India is buying less Russian…
North Korea is denying claims…
In 2011, after the Fukushima disaster in Japan, Angela Merkel, the Chancellor of Germany, made the surprise decision of scrapping nuclear power in order to focus on renewable energy sources. This move placed huge pressure on the country’s energy sector and raised questions as to how this new clean energy drive would be financed.
The answer was subsidies. Germany set up schemes that offered generous subsidies to encourage the development of renewable energy installations. Now, just three years later, and in part due to the soaring costs, Germany’s new energy minister, Sigmar Gabriel, has outlined a new plan to cut subsidies offered to producers of renewable energy.
The cuts will be part of a new reform to be discussed by Merkel’s new coalition cabinet with the Social Democrats, and which have already attracted lots of criticism from opposition MPs and the country’s solar sector.
Related article: Harvard Research Team has Breakthrough on Battery Storage
The problem was that the costs of renewables, such as solar, wind, and biogas, and the subsidies supporting them, have driven up energy prices until they are now some of the highest in Europe.
The new subsidy scheme changes will come into effect on the 1st of August, but Minister Gabriel has already had to warn in an interview on ZDF public television that the new proposals will not cause energy prices to fall as many consumers are hoping. “Falling electricity prices there will not be, but we will finally put the brakes on the increase.”
Subsidies for new producers of solar and wind will be reduced, whilst those for biogas will almost disappear.
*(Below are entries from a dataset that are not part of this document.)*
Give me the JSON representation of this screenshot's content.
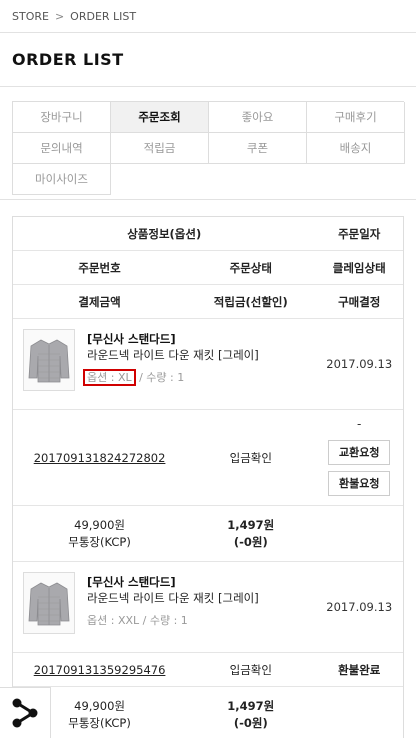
{
  "breadcrumb": {
    "home": "STORE",
    "separator": ">",
    "current": "ORDER LIST"
  },
  "page_title": "ORDER LIST",
  "tabs": [
    {
      "label": "장바구니",
      "active": false
    },
    {
      "label": "주문조회",
      "active": true
    },
    {
      "label": "좋아요",
      "active": false
    },
    {
      "label": "구매후기",
      "active": false
    },
    {
      "label": "문의내역",
      "active": false
    },
    {
      "label": "적립금",
      "active": false
    },
    {
      "label": "쿠폰",
      "active": false
    },
    {
      "label": "배송지",
      "active": false
    },
    {
      "label": "마이사이즈",
      "active": false
    }
  ],
  "table_header": {
    "product_info": "상품정보(옵션)",
    "order_date": "주문일자",
    "order_number": "주문번호",
    "order_status": "주문상태",
    "claim_status": "클레임상태",
    "payment_amount": "결제금액",
    "points": "적립금(선할인)",
    "purchase_confirm": "구매결정"
  },
  "orders": [
    {
      "brand": "[무신사 스탠다드]",
      "product_name": "라운드넥 라이트 다운 재킷 [그레이]",
      "option": "옵션 : XL",
      "quantity": " / 수량 : 1",
      "date": "2017.09.13",
      "order_number": "201709131824272802",
      "status": "입금확인",
      "claim_dash": "-",
      "exchange_btn": "교환요청",
      "refund_btn": "환불요청",
      "price": "49,900원",
      "pay_method": "무통장(KCP)",
      "points": "1,497원",
      "points_discount": "(-0원)"
    },
    {
      "brand": "[무신사 스탠다드]",
      "product_name": "라운드넥 라이트 다운 재킷 [그레이]",
      "option": "옵션 : XXL / 수량 : 1",
      "date": "2017.09.13",
      "order_number": "201709131359295476",
      "status": "입금확인",
      "claim": "환불완료",
      "price": "49,900원",
      "pay_method": "무통장(KCP)",
      "points": "1,497원",
      "points_discount": "(-0원)"
    }
  ],
  "colors": {
    "highlight": "#d00000",
    "active_tab_bg": "#f1f1f1"
  },
  "icons": {
    "share": "share-icon",
    "thumbnail": "jacket-thumbnail"
  }
}
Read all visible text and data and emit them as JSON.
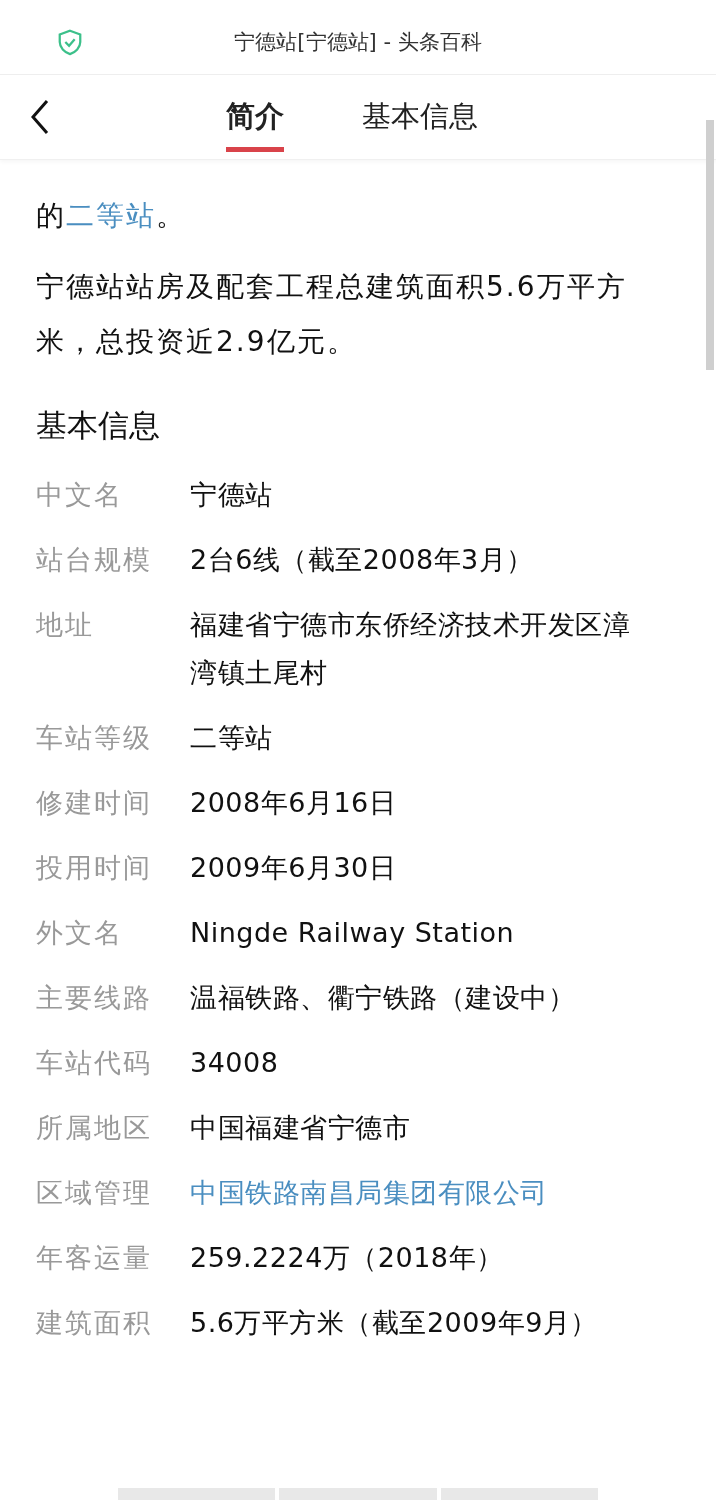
{
  "browser_bar": {
    "title": "宁德站[宁德站] - 头条百科"
  },
  "tabs": [
    {
      "label": "简介",
      "selected": true
    },
    {
      "label": "基本信息",
      "selected": false
    }
  ],
  "intro": [
    {
      "kind": "para",
      "parts": [
        {
          "text": "的"
        },
        {
          "text": "二等站",
          "link": true
        },
        {
          "text": "。"
        }
      ]
    },
    {
      "kind": "para",
      "parts": [
        {
          "text": "宁德站站房及配套工程总建筑面积5.6万平方米，总投资近2.9亿元。"
        }
      ]
    }
  ],
  "info_section": {
    "heading": "基本信息",
    "rows": [
      {
        "label": "中文名",
        "value": "宁德站",
        "link": false
      },
      {
        "label": "站台规模",
        "value": "2台6线（截至2008年3月）",
        "link": false
      },
      {
        "label": "地址",
        "value": "福建省宁德市东侨经济技术开发区漳湾镇土尾村",
        "link": false
      },
      {
        "label": "车站等级",
        "value": "二等站",
        "link": false
      },
      {
        "label": "修建时间",
        "value": "2008年6月16日",
        "link": false
      },
      {
        "label": "投用时间",
        "value": "2009年6月30日",
        "link": false
      },
      {
        "label": "外文名",
        "value": "Ningde Railway Station",
        "link": false
      },
      {
        "label": "主要线路",
        "value": "温福铁路、衢宁铁路（建设中）",
        "link": false
      },
      {
        "label": "车站代码",
        "value": "34008",
        "link": false
      },
      {
        "label": "所属地区",
        "value": "中国福建省宁德市",
        "link": false
      },
      {
        "label": "区域管理",
        "value": "中国铁路南昌局集团有限公司",
        "link": true
      },
      {
        "label": "年客运量",
        "value": "259.2224万（2018年）",
        "link": false
      },
      {
        "label": "建筑面积",
        "value": "5.6万平方米（截至2009年9月）",
        "link": false
      }
    ]
  }
}
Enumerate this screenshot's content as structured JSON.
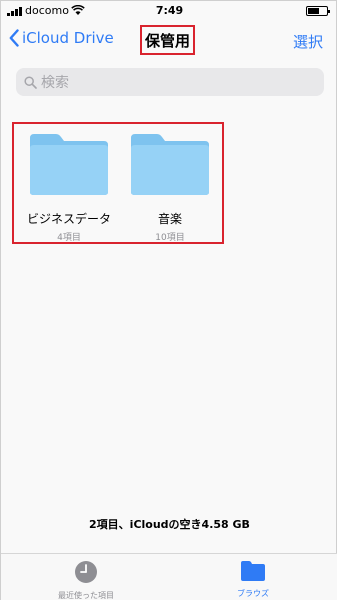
{
  "status_bar": {
    "carrier": "docomo",
    "time": "7:49",
    "battery_level": 0.6
  },
  "nav": {
    "back_label": "iCloud Drive",
    "title": "保管用",
    "select_label": "選択"
  },
  "search": {
    "placeholder": "検索"
  },
  "folders": [
    {
      "name": "ビジネスデータ",
      "count": "4項目"
    },
    {
      "name": "音楽",
      "count": "10項目"
    }
  ],
  "storage_info": "2項目、iCloudの空き4.58 GB",
  "tabs": {
    "recent_label": "最近使った項目",
    "browse_label": "ブラウズ"
  },
  "colors": {
    "accent": "#2f7bf5",
    "highlight": "#d9232e",
    "folder": "#8fcdf3"
  }
}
The producers would also be gradually forced to sell their energy on the open market in competition with other forms of energy generation, and without the guaranteed prices that they benefit from at the moment.
Simone Peter, the leader of the Green Party has accused the new proposals of endangering Germany’s transition to a clean energy economy, and in 2012, when an initial round of subsidy cuts were introduced, the solar energy sector also voiced their concerns that more harm would be done than good.
Germany aims to generate 80% of its consumed energy from renewable sources by 2050, compared to just 25% at the moment.
By. Joao Peixe of Oilprice.com
Joao is a writer for Oilprice.com